● How to complete this task
Each line of the listing below must be retyped as given.

★ ★ ★

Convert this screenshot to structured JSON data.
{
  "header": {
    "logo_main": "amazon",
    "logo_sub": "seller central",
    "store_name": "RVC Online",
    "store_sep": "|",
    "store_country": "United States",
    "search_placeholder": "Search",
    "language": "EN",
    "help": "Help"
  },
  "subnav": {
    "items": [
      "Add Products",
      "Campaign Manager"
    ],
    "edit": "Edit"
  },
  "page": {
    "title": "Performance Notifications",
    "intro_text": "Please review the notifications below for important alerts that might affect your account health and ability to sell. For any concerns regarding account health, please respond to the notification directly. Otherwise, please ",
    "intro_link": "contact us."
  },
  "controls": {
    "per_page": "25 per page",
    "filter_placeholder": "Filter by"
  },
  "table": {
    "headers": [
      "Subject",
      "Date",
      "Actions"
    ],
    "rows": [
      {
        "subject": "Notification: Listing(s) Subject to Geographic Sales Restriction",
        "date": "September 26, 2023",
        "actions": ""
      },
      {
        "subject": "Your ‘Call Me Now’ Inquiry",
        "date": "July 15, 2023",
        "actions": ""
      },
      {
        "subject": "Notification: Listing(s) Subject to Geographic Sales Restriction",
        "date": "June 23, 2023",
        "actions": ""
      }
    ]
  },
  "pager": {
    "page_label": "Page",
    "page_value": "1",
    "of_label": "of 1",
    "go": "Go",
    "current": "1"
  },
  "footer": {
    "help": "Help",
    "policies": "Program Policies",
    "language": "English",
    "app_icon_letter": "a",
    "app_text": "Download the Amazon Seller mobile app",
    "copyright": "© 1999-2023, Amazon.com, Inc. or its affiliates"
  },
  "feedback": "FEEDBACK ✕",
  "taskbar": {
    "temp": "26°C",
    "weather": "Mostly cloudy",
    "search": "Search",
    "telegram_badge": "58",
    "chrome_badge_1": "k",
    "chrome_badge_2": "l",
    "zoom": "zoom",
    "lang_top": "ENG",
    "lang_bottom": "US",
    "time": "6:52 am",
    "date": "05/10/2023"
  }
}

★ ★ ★

● Task response
Convert this screenshot to structured JSON data.
{
  "header": {
    "logo_main": "amazon",
    "logo_sub": "seller central",
    "store_name": "RVC Online",
    "store_sep": "|",
    "store_country": "United States",
    "search_placeholder": "Search",
    "language": "EN",
    "help": "Help"
  },
  "subnav": {
    "items": [
      "Add Products",
      "Campaign Manager"
    ],
    "edit": "Edit"
  },
  "page": {
    "title": "Performance Notifications",
    "intro_text": "Please review the notifications below for important alerts that might affect your account health and ability to sell. For any concerns regarding account health, please respond to the notification directly. Otherwise, please ",
    "intro_link": "contact us."
  },
  "controls": {
    "per_page": "25 per page",
    "filter_placeholder": "Filter by"
  },
  "table": {
    "headers": [
      "Subject",
      "Date",
      "Actions"
    ],
    "rows": [
      {
        "subject": "Notification: Listing(s) Subject to Geographic Sales Restriction",
        "date": "September 26, 2023",
        "actions": ""
      },
      {
        "subject": "Your ‘Call Me Now’ Inquiry",
        "date": "July 15, 2023",
        "actions": ""
      },
      {
        "subject": "Notification: Listing(s) Subject to Geographic Sales Restriction",
        "date": "June 23, 2023",
        "actions": ""
      }
    ]
  },
  "pager": {
    "page_label": "Page",
    "page_value": "1",
    "of_label": "of 1",
    "go": "Go",
    "current": "1"
  },
  "footer": {
    "help": "Help",
    "policies": "Program Policies",
    "language": "English",
    "app_icon_letter": "a",
    "app_text": "Download the Amazon Seller mobile app",
    "copyright": "© 1999-2023, Amazon.com, Inc. or its affiliates"
  },
  "feedback": "FEEDBACK ✕",
  "taskbar": {
    "temp": "26°C",
    "weather": "Mostly cloudy",
    "search": "Search",
    "telegram_badge": "58",
    "chrome_badge_1": "k",
    "chrome_badge_2": "l",
    "zoom": "zoom",
    "lang_top": "ENG",
    "lang_bottom": "US",
    "time": "6:52 am",
    "date": "05/10/2023"
  }
}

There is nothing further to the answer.